• _TASK MATERIAL_:
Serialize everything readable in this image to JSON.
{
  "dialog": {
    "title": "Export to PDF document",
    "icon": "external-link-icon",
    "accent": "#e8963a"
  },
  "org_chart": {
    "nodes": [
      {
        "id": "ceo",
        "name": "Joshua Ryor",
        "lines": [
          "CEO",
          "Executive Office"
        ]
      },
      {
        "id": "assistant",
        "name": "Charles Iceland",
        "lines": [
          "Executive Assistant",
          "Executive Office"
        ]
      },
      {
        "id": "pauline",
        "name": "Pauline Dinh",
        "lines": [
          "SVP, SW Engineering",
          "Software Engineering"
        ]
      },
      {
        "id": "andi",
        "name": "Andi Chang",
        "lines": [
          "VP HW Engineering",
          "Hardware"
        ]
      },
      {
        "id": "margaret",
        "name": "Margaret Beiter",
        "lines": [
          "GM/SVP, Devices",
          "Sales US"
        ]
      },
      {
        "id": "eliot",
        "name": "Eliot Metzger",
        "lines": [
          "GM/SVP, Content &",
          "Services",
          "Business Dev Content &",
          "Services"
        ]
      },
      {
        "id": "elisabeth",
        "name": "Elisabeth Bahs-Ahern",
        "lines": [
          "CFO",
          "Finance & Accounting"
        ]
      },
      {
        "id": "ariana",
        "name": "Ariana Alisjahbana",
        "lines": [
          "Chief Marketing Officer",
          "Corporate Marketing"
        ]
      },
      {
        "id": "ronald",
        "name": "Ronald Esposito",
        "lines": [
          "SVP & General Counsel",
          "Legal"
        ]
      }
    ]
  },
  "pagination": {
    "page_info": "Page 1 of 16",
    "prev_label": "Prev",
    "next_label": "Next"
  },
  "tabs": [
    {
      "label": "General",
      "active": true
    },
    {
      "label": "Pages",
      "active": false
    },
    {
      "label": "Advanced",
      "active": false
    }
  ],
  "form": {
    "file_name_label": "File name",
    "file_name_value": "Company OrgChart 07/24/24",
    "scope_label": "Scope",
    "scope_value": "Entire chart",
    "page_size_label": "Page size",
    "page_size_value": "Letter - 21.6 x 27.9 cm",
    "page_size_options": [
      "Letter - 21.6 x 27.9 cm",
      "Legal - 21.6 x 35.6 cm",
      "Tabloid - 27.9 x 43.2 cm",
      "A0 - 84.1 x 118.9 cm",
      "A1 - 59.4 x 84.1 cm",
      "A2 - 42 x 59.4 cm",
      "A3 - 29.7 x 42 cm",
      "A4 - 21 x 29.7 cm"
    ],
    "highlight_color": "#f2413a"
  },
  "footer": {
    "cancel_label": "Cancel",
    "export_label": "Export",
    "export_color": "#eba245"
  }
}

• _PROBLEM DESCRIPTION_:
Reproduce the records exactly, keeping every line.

• _ANSWER FOR THIS EXERCISE_:
Serialize everything readable in this image to JSON.
{
  "dialog": {
    "title": "Export to PDF document",
    "icon": "external-link-icon",
    "accent": "#e8963a"
  },
  "org_chart": {
    "nodes": [
      {
        "id": "ceo",
        "name": "Joshua Ryor",
        "lines": [
          "CEO",
          "Executive Office"
        ]
      },
      {
        "id": "assistant",
        "name": "Charles Iceland",
        "lines": [
          "Executive Assistant",
          "Executive Office"
        ]
      },
      {
        "id": "pauline",
        "name": "Pauline Dinh",
        "lines": [
          "SVP, SW Engineering",
          "Software Engineering"
        ]
      },
      {
        "id": "andi",
        "name": "Andi Chang",
        "lines": [
          "VP HW Engineering",
          "Hardware"
        ]
      },
      {
        "id": "margaret",
        "name": "Margaret Beiter",
        "lines": [
          "GM/SVP, Devices",
          "Sales US"
        ]
      },
      {
        "id": "eliot",
        "name": "Eliot Metzger",
        "lines": [
          "GM/SVP, Content &",
          "Services",
          "Business Dev Content &",
          "Services"
        ]
      },
      {
        "id": "elisabeth",
        "name": "Elisabeth Bahs-Ahern",
        "lines": [
          "CFO",
          "Finance & Accounting"
        ]
      },
      {
        "id": "ariana",
        "name": "Ariana Alisjahbana",
        "lines": [
          "Chief Marketing Officer",
          "Corporate Marketing"
        ]
      },
      {
        "id": "ronald",
        "name": "Ronald Esposito",
        "lines": [
          "SVP & General Counsel",
          "Legal"
        ]
      }
    ]
  },
  "pagination": {
    "page_info": "Page 1 of 16",
    "prev_label": "Prev",
    "next_label": "Next"
  },
  "tabs": [
    {
      "label": "General",
      "active": true
    },
    {
      "label": "Pages",
      "active": false
    },
    {
      "label": "Advanced",
      "active": false
    }
  ],
  "form": {
    "file_name_label": "File name",
    "file_name_value": "Company OrgChart 07/24/24",
    "scope_label": "Scope",
    "scope_value": "Entire chart",
    "page_size_label": "Page size",
    "page_size_value": "Letter - 21.6 x 27.9 cm",
    "page_size_options": [
      "Letter - 21.6 x 27.9 cm",
      "Legal - 21.6 x 35.6 cm",
      "Tabloid - 27.9 x 43.2 cm",
      "A0 - 84.1 x 118.9 cm",
      "A1 - 59.4 x 84.1 cm",
      "A2 - 42 x 59.4 cm",
      "A3 - 29.7 x 42 cm",
      "A4 - 21 x 29.7 cm"
    ],
    "highlight_color": "#f2413a"
  },
  "footer": {
    "cancel_label": "Cancel",
    "export_label": "Export",
    "export_color": "#eba245"
  }
}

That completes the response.